======== Data section
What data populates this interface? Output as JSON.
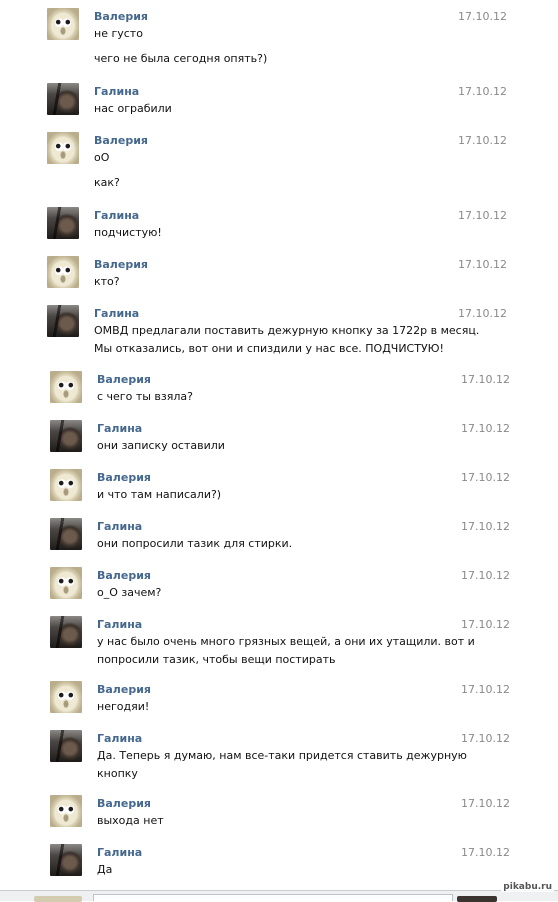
{
  "messages": [
    {
      "author": "Валерия",
      "avatar": "cat-avatar",
      "date": "17.10.12",
      "lines": [
        "не густо",
        "чего не была сегодня опять?)"
      ]
    },
    {
      "author": "Галина",
      "avatar": "dark-portrait-avatar",
      "date": "17.10.12",
      "lines": [
        "нас ограбили"
      ]
    },
    {
      "author": "Валерия",
      "avatar": "cat-avatar",
      "date": "17.10.12",
      "lines": [
        "оО",
        "как?"
      ]
    },
    {
      "author": "Галина",
      "avatar": "dark-portrait-avatar",
      "date": "17.10.12",
      "lines": [
        "подчистую!"
      ]
    },
    {
      "author": "Валерия",
      "avatar": "cat-avatar",
      "date": "17.10.12",
      "lines": [
        "кто?"
      ]
    },
    {
      "author": "Галина",
      "avatar": "dark-portrait-avatar",
      "date": "17.10.12",
      "lines": [
        "ОМВД предлагали поставить дежурную кнопку за 1722р в месяц.",
        "Мы отказались, вот они и спиздили у нас все. ПОДЧИСТУЮ!"
      ]
    },
    {
      "author": "Валерия",
      "avatar": "cat-avatar",
      "date": "17.10.12",
      "lines": [
        "с чего ты взяла?"
      ]
    },
    {
      "author": "Галина",
      "avatar": "dark-portrait-avatar",
      "date": "17.10.12",
      "lines": [
        "они записку оставили"
      ]
    },
    {
      "author": "Валерия",
      "avatar": "cat-avatar",
      "date": "17.10.12",
      "lines": [
        "и что там написали?)"
      ]
    },
    {
      "author": "Галина",
      "avatar": "dark-portrait-avatar",
      "date": "17.10.12",
      "lines": [
        "они попросили тазик для стирки."
      ]
    },
    {
      "author": "Валерия",
      "avatar": "cat-avatar",
      "date": "17.10.12",
      "lines": [
        "о_О зачем?"
      ]
    },
    {
      "author": "Галина",
      "avatar": "dark-portrait-avatar",
      "date": "17.10.12",
      "lines": [
        "у нас было очень много грязных вещей, а они их утащили. вот и",
        "попросили тазик, чтобы вещи постирать"
      ]
    },
    {
      "author": "Валерия",
      "avatar": "cat-avatar",
      "date": "17.10.12",
      "lines": [
        "негодяи!"
      ]
    },
    {
      "author": "Галина",
      "avatar": "dark-portrait-avatar",
      "date": "17.10.12",
      "lines": [
        "Да. Теперь я думаю, нам все-таки придется ставить дежурную",
        "кнопку"
      ]
    },
    {
      "author": "Валерия",
      "avatar": "cat-avatar",
      "date": "17.10.12",
      "lines": [
        "выхода нет"
      ]
    },
    {
      "author": "Галина",
      "avatar": "dark-portrait-avatar",
      "date": "17.10.12",
      "lines": [
        "Да"
      ]
    }
  ],
  "watermark": "pikabu.ru"
}
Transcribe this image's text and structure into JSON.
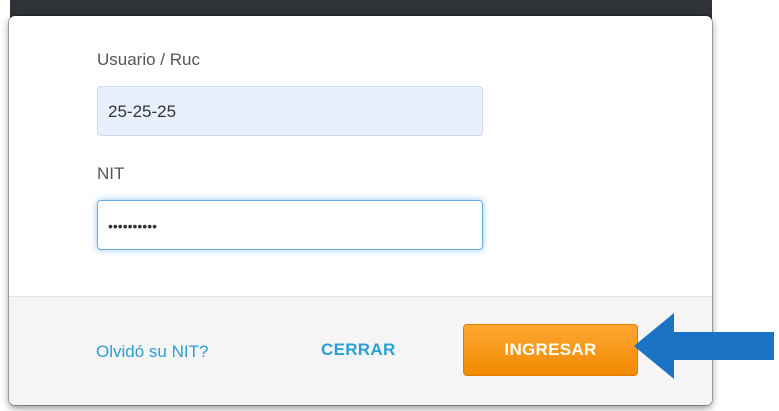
{
  "form": {
    "user_label": "Usuario / Ruc",
    "user_value": "25-25-25",
    "nit_label": "NIT",
    "nit_value": "••••••••••"
  },
  "footer": {
    "forgot_link": "Olvidó su NIT?",
    "close_button": "CERRAR",
    "submit_button": "INGRESAR"
  },
  "annotation": {
    "arrow_icon": "arrow-left-icon",
    "arrow_color": "#1a73c4"
  },
  "colors": {
    "accent": "#2a9fd6",
    "primary_button": "#f7931e"
  }
}
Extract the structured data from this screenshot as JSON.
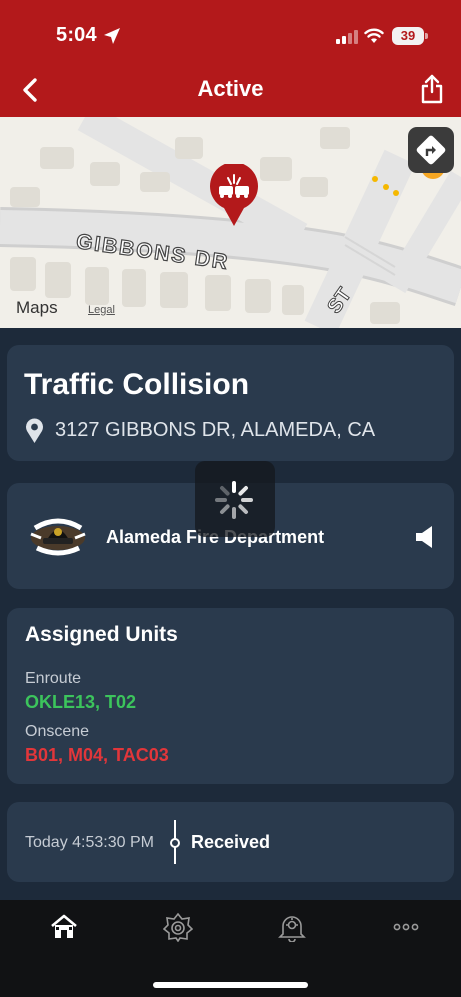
{
  "status_bar": {
    "time": "5:04",
    "battery": "39"
  },
  "nav": {
    "title": "Active"
  },
  "map": {
    "street": "GIBBONS DR",
    "street2": "ST",
    "brand": "Maps",
    "legal": "Legal"
  },
  "incident": {
    "type": "Traffic Collision",
    "address": "3127 GIBBONS DR, ALAMEDA, CA"
  },
  "department": {
    "name": "Alameda Fire Department"
  },
  "units": {
    "title": "Assigned Units",
    "enroute_label": "Enroute",
    "enroute_units": "OKLE13, T02",
    "onscene_label": "Onscene",
    "onscene_units": "B01, M04, TAC03"
  },
  "timeline": {
    "time": "Today 4:53:30 PM",
    "status": "Received"
  },
  "colors": {
    "header": "#b3191b",
    "enroute": "#3cc45c",
    "onscene": "#e2363a",
    "card": "#2a3a4d"
  },
  "icons": [
    "location-arrow-icon",
    "signal-icon",
    "wifi-icon",
    "back-chevron-icon",
    "share-icon",
    "directions-icon",
    "incident-pin-icon",
    "location-pin-icon",
    "speaker-icon",
    "loading-spinner-icon",
    "home-icon",
    "fire-badge-icon",
    "alert-bell-icon",
    "more-icon"
  ]
}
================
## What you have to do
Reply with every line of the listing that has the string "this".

## Result of the exercise
What data populates this interface? Output as JSON.
Transcribe this image's text and structure into JSON.
Extract the structured data from this screenshot as JSON.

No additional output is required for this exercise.